The problem of how to deal with weapons held by paramilitary groups looms large over recent Northern Irish history. It delayed power-sharing for nine years after the 1998 Agreement and contributed to seismic change in the political landscape, but existing research has failed to adequately account for decommissioning's massive political impact. This article addresses this topic. It probes how the main parties handled the issue of decommissioning after 1998 and how that issue, in turn, affected the parties and party system. A theme throughout is how the parties' contrasting approaches to decommissioning reflected their divergent perspectives on one of the peace process's central, and most controversial, structural features: the inclusion of paramilitary-linked parties. This theme is taken up more directly in the concluding discussion which strives, with the aid of some of the theoretical literature, to tie together the threads from the main analysis and explains why decommissioning had such a dramatic impact on peace implementation in Northern Ireland.

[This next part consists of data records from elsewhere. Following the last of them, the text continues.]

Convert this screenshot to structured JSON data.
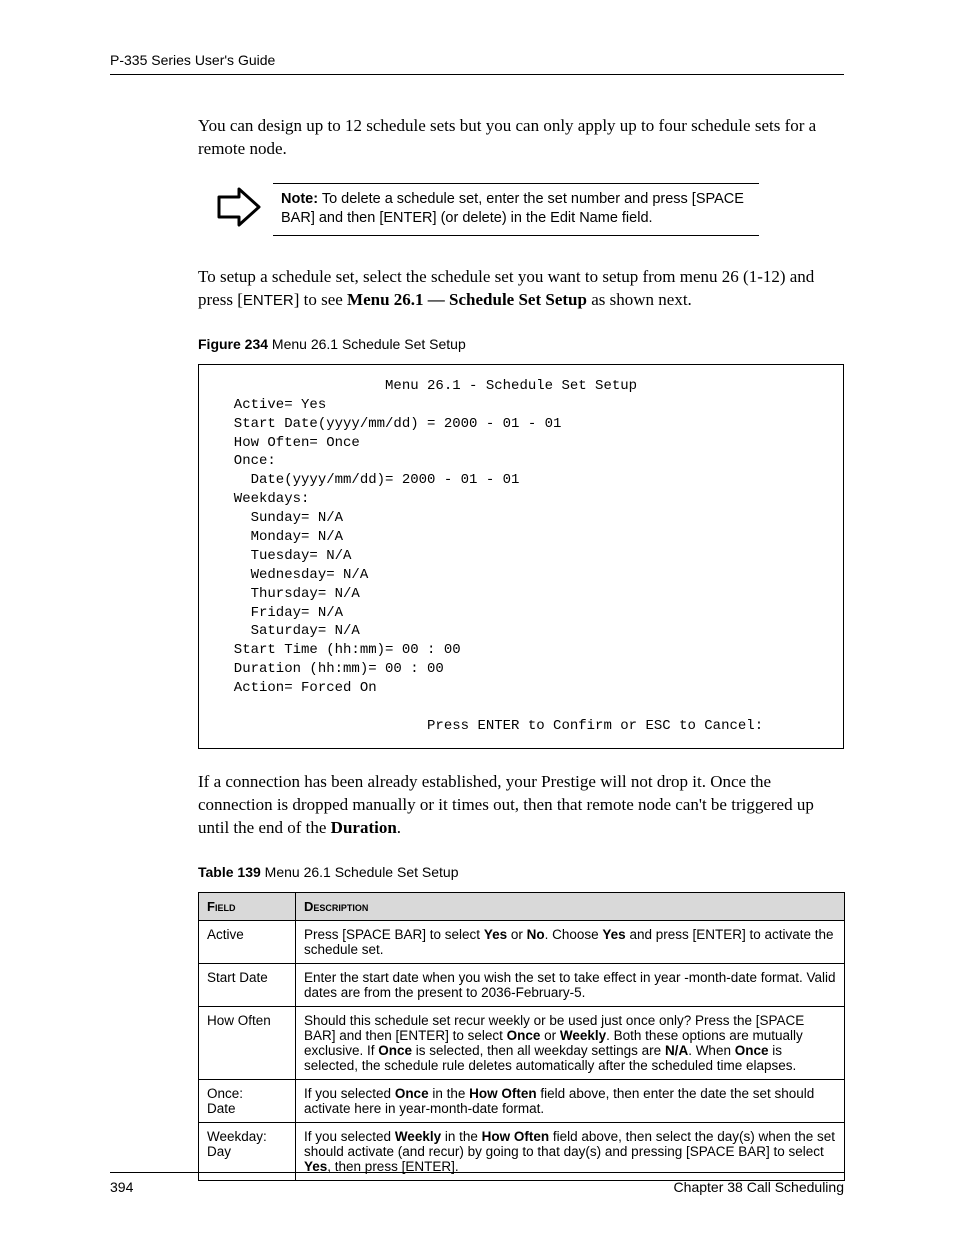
{
  "header": {
    "running_head": "P-335 Series User's Guide"
  },
  "intro": {
    "para1": "You can design up to 12 schedule sets but you can only apply up to four schedule sets for a remote node."
  },
  "note": {
    "label": "Note:",
    "text": " To delete a schedule set, enter the set number and press [SPACE BAR] and then [ENTER] (or delete) in the Edit Name field."
  },
  "setup_para": {
    "pre": " To setup a schedule set, select the schedule set you want to setup from menu 26 (1-12) and press [",
    "enter": "ENTER",
    "mid": "] to see ",
    "bold": "Menu 26.1 — Schedule Set Setup",
    "post": " as shown next."
  },
  "figure": {
    "num": "Figure 234",
    "title": "   Menu 26.1 Schedule Set Setup"
  },
  "terminal": "                    Menu 26.1 - Schedule Set Setup\n  Active= Yes\n  Start Date(yyyy/mm/dd) = 2000 - 01 - 01\n  How Often= Once\n  Once:\n    Date(yyyy/mm/dd)= 2000 - 01 - 01\n  Weekdays:\n    Sunday= N/A\n    Monday= N/A\n    Tuesday= N/A\n    Wednesday= N/A\n    Thursday= N/A\n    Friday= N/A\n    Saturday= N/A\n  Start Time (hh:mm)= 00 : 00\n  Duration (hh:mm)= 00 : 00\n  Action= Forced On\n\n                         Press ENTER to Confirm or ESC to Cancel:",
  "after_terminal": {
    "pre": "If a connection has been already established, your Prestige will not drop it. Once the connection is dropped manually or it times out, then that remote node can't be triggered up until the end of the ",
    "bold": "Duration",
    "post": "."
  },
  "table_caption": {
    "num": "Table 139",
    "title": "   Menu 26.1 Schedule Set Setup"
  },
  "table": {
    "headers": {
      "field": "Field",
      "description": "Description"
    },
    "rows": [
      {
        "field": "Active",
        "html": "Press [SPACE BAR] to select <b>Yes</b> or <b>No</b>. Choose <b>Yes</b> and press [ENTER] to activate the schedule set."
      },
      {
        "field": "Start Date",
        "html": "Enter the start date when you wish the set to take effect in year -month-date format. Valid dates are from the present to 2036-February-5."
      },
      {
        "field": "How Often",
        "html": "Should this schedule set recur weekly or be used just once only? Press the [SPACE BAR] and then [ENTER] to select <b>Once</b> or <b>Weekly</b>. Both these options are mutually exclusive.  If <b>Once</b> is selected, then all weekday settings are <b>N/A</b>. When <b>Once</b> is selected, the schedule rule deletes automatically after the scheduled time elapses."
      },
      {
        "field": "Once:\nDate",
        "html": "If you selected <b>Once</b> in the <b>How Often</b> field above, then enter the date the set should activate here in year-month-date format."
      },
      {
        "field": "Weekday:\nDay",
        "html": "If you selected <b>Weekly</b> in the <b>How Often</b> field above, then select the day(s) when the set should activate (and recur) by going to that day(s) and pressing [SPACE BAR] to select <b>Yes</b>, then press [ENTER]."
      }
    ]
  },
  "footer": {
    "page_number": "394",
    "chapter": "Chapter 38 Call Scheduling"
  }
}
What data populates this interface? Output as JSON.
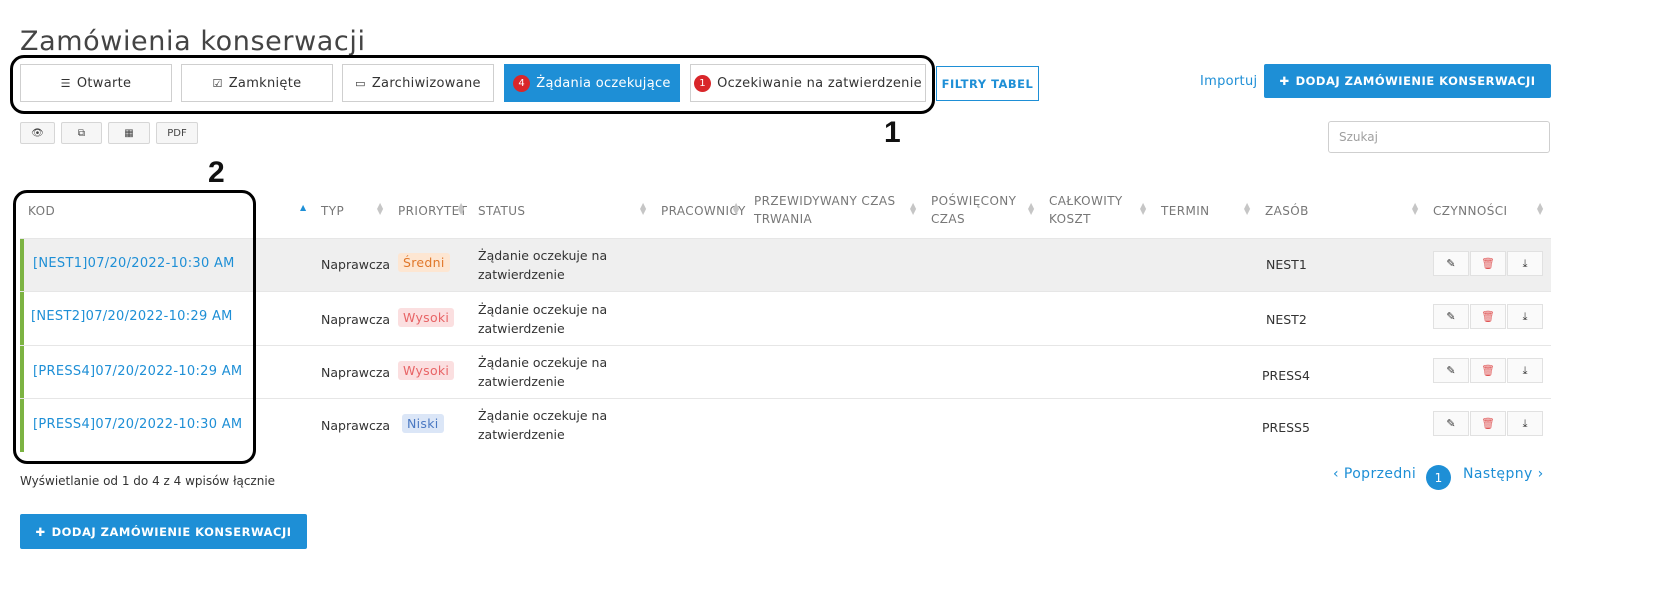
{
  "page_title": "Zamówienia konserwacji",
  "tabs": [
    {
      "label": "Otwarte",
      "icon": "list-icon",
      "active": false
    },
    {
      "label": "Zamknięte",
      "icon": "checkbox-icon",
      "active": false
    },
    {
      "label": "Zarchiwizowane",
      "icon": "inbox-icon",
      "active": false
    },
    {
      "label": "Żądania oczekujące",
      "badge": "4",
      "active": true
    },
    {
      "label": "Oczekiwanie na zatwierdzenie",
      "badge": "1",
      "active": false
    }
  ],
  "table_filters_label": "FILTRY TABEL",
  "import_label": "Importuj",
  "add_order_label": "DODAJ ZAMÓWIENIE KONSERWACJI",
  "toolbar": {
    "pdf_label": "PDF"
  },
  "search": {
    "placeholder": "Szukaj"
  },
  "annotations": [
    "1",
    "2"
  ],
  "columns": [
    "KOD",
    "TYP",
    "PRIORYTET",
    "STATUS",
    "PRACOWNICY",
    "PRZEWIDYWANY CZAS TRWANIA",
    "POŚWIĘCONY CZAS",
    "CAŁKOWITY KOSZT",
    "TERMIN",
    "ZASÓB",
    "CZYNNOŚCI"
  ],
  "columns_split": {
    "expected_1": "PRZEWIDYWANY CZAS",
    "expected_2": "TRWANIA",
    "spent_1": "POŚWIĘCONY",
    "spent_2": "CZAS",
    "cost_1": "CAŁKOWITY",
    "cost_2": "KOSZT"
  },
  "rows": [
    {
      "code": "[NEST1]07/20/2022-10:30 AM",
      "type": "Naprawcza",
      "priority": "Średni",
      "priority_level": "medium",
      "status_1": "Żądanie oczekuje na",
      "status_2": "zatwierdzenie",
      "asset": "NEST1"
    },
    {
      "code": "[NEST2]07/20/2022-10:29 AM",
      "type": "Naprawcza",
      "priority": "Wysoki",
      "priority_level": "high",
      "status_1": "Żądanie oczekuje na",
      "status_2": "zatwierdzenie",
      "asset": "NEST2"
    },
    {
      "code": "[PRESS4]07/20/2022-10:29 AM",
      "type": "Naprawcza",
      "priority": "Wysoki",
      "priority_level": "high",
      "status_1": "Żądanie oczekuje na",
      "status_2": "zatwierdzenie",
      "asset": "PRESS4"
    },
    {
      "code": "[PRESS4]07/20/2022-10:30 AM",
      "type": "Naprawcza",
      "priority": "Niski",
      "priority_level": "low",
      "status_1": "Żądanie oczekuje na",
      "status_2": "zatwierdzenie",
      "asset": "PRESS5"
    }
  ],
  "footer": {
    "info": "Wyświetlanie od 1 do 4 z 4 wpisów łącznie",
    "prev": "Poprzedni",
    "next": "Następny",
    "current_page": "1"
  },
  "colors": {
    "accent": "#1e8fd6",
    "row_marker": "#7cb342",
    "badge": "#d9262a"
  }
}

|Journal||Contemporary British History|
|Publication status||Published (in print/issue) - 1 Sept 2010|